(154) Thus wise men, looking upon nothing as more royal than virtue, which is the regulator of the whole of their lives, do not fear the authority of other men, whom they look upon rather as subject to themselves; in reference to which idea, they are all accustomed to consider double-minded and treacherous people illiberal and slavish; (155) on which account also there is a good deal of propriety in the expression --
"Never was heard of slave uprightly held,
But stooping always with a downbent neck." [Theognis, Carm. 41 (El. 5.535)]
For a crooked, and wily, and deceitful disposition, is a most ignoble thin; just as an upright, and straightforward, and undisguised, and unsuspicious soul, betokens a most noble character, its words harmonising with its intentions, and its intentions with its words.
(156) We may fairly enough laugh at those men who, when once they have got released from the actual possession of an owner, think themselves free from that moment; for these men, when emancipated, are perhaps no longer servants, just as before, but they are all slaves, deeply branded slaves, obeying not indeed men (for this would not be so terrible), but even the most dishonoured of even inanimate things, strong wine, vegetables, cheesecakes, and all the other things which the superfluous labours of bakers and confectioners invent, as enemies of the miserable belly. (157) Accordingly Diogenes, when he on one occasion saw one of those who are called illiberal and slavish persons giving himself airs, and a great many others sympathising in his pleasures, marvelling at their want of reason and judgment said, "It is just as if any one were to proclaim, that some one of his servants was, from this day forth, to be accounted a good grammarian, or geometrician, or musician, without his having the very slightest idea of the art; for just as the proclamation would not make men learned, so also it would not make them free (for then it would be a blessed thing), but all that it could do would be to make them no longer slaves.
XXII. (158) Therefore having put an end to empty opinion, on which the chief multitude of men depends, and being devoted to that most sacred possession, truth, let us not use incorrect terms so as to attribute to those who thus call themselves citizens any real share in a free constitution, or any real liberty; nor, on the other hand, let us reproach those who have been born in the house of a master, or who have been bought with money as slaves, but let us rather pass over all ideas of birth, all writings implying mastership, and, in short, everything relating to the body, and let us confine ourselves to investigating the nature of the soul.
(159) For if it is driven to and fro by appetite, or if it is attracted by pleasure, or turned out of the way by fear, or contracted by grief, or tortured by want, it then makes itself a slave, and makes him who possesses such a soul the slave of ten thousand masters.
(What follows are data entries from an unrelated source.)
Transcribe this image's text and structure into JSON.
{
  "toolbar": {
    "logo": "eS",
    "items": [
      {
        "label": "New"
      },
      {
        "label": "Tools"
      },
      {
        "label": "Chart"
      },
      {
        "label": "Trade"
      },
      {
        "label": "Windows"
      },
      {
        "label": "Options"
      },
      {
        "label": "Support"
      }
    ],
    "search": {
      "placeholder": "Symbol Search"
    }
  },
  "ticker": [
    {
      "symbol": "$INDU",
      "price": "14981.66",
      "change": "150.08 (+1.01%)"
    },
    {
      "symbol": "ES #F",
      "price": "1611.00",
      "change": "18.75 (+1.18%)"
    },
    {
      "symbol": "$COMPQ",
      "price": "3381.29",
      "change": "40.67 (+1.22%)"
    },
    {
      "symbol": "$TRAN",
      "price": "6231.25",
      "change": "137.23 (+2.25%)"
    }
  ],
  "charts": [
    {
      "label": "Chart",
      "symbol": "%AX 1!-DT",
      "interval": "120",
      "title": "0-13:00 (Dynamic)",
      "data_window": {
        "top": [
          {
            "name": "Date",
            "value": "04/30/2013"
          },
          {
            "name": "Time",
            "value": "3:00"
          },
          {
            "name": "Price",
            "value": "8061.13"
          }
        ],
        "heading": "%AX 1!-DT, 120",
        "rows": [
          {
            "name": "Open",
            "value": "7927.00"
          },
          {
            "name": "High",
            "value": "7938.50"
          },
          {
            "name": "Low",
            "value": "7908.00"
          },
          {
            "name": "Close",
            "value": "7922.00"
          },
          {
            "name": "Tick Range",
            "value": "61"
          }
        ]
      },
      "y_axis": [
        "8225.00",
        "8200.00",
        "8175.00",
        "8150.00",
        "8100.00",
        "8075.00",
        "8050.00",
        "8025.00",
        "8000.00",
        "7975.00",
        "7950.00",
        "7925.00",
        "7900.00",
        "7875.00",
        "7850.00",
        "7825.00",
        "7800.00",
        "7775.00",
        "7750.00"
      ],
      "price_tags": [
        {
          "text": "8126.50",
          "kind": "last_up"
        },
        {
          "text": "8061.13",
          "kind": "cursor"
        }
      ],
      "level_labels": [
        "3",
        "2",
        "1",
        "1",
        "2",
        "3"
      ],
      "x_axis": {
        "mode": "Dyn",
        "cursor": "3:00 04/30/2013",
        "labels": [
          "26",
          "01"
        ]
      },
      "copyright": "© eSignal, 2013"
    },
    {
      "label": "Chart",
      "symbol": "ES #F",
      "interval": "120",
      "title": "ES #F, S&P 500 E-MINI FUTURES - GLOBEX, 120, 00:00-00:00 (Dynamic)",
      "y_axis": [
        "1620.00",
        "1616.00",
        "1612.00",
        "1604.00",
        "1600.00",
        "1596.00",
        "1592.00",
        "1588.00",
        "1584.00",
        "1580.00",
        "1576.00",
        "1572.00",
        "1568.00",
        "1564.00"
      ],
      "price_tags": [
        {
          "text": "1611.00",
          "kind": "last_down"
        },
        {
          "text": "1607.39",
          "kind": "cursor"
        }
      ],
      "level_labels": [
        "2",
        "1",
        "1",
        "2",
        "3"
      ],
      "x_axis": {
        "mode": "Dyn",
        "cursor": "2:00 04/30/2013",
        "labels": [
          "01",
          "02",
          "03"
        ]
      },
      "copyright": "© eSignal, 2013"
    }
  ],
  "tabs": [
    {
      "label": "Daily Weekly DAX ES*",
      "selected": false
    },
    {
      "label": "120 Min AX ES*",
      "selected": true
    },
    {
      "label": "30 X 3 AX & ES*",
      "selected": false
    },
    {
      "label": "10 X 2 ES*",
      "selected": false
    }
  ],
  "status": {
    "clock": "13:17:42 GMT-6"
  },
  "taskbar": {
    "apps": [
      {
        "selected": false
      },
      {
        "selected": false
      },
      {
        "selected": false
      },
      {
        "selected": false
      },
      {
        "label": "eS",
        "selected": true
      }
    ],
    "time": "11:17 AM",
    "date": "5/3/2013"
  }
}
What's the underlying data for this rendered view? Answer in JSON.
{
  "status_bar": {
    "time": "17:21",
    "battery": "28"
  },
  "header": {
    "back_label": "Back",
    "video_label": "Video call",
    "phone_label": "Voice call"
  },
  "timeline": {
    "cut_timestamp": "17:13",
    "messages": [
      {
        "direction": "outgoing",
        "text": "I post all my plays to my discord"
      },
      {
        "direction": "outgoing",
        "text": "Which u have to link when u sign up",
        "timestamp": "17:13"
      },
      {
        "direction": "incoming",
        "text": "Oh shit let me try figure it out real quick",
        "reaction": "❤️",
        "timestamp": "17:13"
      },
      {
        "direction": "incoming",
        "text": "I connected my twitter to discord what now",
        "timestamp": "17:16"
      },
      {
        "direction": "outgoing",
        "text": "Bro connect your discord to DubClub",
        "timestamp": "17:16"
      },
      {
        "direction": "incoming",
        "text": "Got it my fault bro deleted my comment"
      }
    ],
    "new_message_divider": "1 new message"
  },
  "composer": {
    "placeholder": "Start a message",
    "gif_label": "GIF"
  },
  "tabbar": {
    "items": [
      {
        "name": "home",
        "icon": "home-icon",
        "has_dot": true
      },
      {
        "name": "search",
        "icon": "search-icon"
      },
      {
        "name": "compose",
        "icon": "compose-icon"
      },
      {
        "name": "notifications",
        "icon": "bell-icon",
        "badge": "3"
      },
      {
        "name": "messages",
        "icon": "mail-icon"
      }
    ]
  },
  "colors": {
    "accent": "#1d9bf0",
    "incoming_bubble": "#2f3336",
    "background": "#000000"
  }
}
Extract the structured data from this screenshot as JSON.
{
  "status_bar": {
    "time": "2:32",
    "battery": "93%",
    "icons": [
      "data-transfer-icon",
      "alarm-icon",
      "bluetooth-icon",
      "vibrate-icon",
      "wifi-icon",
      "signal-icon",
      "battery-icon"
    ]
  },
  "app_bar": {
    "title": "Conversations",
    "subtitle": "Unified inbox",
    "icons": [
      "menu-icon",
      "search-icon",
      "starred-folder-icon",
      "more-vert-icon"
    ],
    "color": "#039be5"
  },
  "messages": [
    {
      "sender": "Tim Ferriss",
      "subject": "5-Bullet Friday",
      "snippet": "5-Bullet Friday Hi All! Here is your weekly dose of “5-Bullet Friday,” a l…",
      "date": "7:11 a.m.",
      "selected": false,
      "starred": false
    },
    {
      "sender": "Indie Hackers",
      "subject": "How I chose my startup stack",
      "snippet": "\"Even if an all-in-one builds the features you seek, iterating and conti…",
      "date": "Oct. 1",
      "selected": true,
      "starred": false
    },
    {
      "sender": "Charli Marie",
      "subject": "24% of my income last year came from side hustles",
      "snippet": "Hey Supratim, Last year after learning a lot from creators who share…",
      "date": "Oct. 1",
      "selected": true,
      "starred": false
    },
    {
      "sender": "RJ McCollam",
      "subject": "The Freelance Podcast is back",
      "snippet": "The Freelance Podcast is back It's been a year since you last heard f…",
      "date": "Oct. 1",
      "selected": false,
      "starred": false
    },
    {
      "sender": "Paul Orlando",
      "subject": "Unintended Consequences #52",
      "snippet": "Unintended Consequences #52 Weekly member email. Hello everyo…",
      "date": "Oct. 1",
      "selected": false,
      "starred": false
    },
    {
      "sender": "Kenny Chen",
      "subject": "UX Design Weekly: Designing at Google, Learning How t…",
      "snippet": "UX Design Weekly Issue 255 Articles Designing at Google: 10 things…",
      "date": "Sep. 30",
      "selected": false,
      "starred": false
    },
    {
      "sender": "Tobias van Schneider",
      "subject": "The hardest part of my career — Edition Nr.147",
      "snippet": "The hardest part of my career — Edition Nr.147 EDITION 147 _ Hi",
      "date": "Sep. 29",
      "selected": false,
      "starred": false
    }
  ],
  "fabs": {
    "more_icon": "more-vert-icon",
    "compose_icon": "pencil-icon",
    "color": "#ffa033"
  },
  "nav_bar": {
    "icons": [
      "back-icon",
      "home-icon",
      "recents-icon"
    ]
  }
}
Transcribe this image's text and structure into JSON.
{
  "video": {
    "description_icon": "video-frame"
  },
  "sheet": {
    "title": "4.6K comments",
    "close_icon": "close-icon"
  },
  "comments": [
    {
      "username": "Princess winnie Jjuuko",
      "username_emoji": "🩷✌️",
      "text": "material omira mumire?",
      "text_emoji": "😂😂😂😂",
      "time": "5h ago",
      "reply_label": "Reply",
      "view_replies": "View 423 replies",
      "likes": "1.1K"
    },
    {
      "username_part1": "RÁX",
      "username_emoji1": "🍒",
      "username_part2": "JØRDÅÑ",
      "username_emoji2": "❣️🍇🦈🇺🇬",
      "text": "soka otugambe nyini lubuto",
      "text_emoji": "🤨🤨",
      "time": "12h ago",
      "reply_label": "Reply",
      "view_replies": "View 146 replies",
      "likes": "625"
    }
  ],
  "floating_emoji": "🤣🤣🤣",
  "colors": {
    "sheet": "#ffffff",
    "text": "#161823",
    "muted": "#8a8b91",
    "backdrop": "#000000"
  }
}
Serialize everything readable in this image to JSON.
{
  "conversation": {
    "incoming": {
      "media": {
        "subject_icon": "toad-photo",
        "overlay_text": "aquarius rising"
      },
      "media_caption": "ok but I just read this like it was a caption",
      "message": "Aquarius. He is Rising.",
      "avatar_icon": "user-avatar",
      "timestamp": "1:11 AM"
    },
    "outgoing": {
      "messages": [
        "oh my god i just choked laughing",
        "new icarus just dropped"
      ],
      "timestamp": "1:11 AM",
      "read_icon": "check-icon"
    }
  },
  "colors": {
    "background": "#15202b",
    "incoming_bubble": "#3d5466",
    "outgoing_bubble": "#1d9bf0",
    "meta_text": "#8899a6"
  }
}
But if it has resisted and subdued ignorance by prudence, and intemperance by temperance, and cowardice by bravery, and covetousness by justice; it then adds to its indomitable free spirit, power and authority.
(160) And all the souls which are not as yet partakers of either of these two classes, neither of that which is enslaved, nor of that by which prudence is confirmed, but which are still naked like those of completely infant children; those we must nurse and cherish carefully, prescribing for them at first tender food instead of milk, namely, instruction in the encyclical sciences, and after that stronger food, such as is prepared by philosophy, by which they will be strengthened so as to become manly, and in good condition, and conducted on to a favourable end, not more that recommended by you than enjoined by the oracle, "To live in conformity to nature."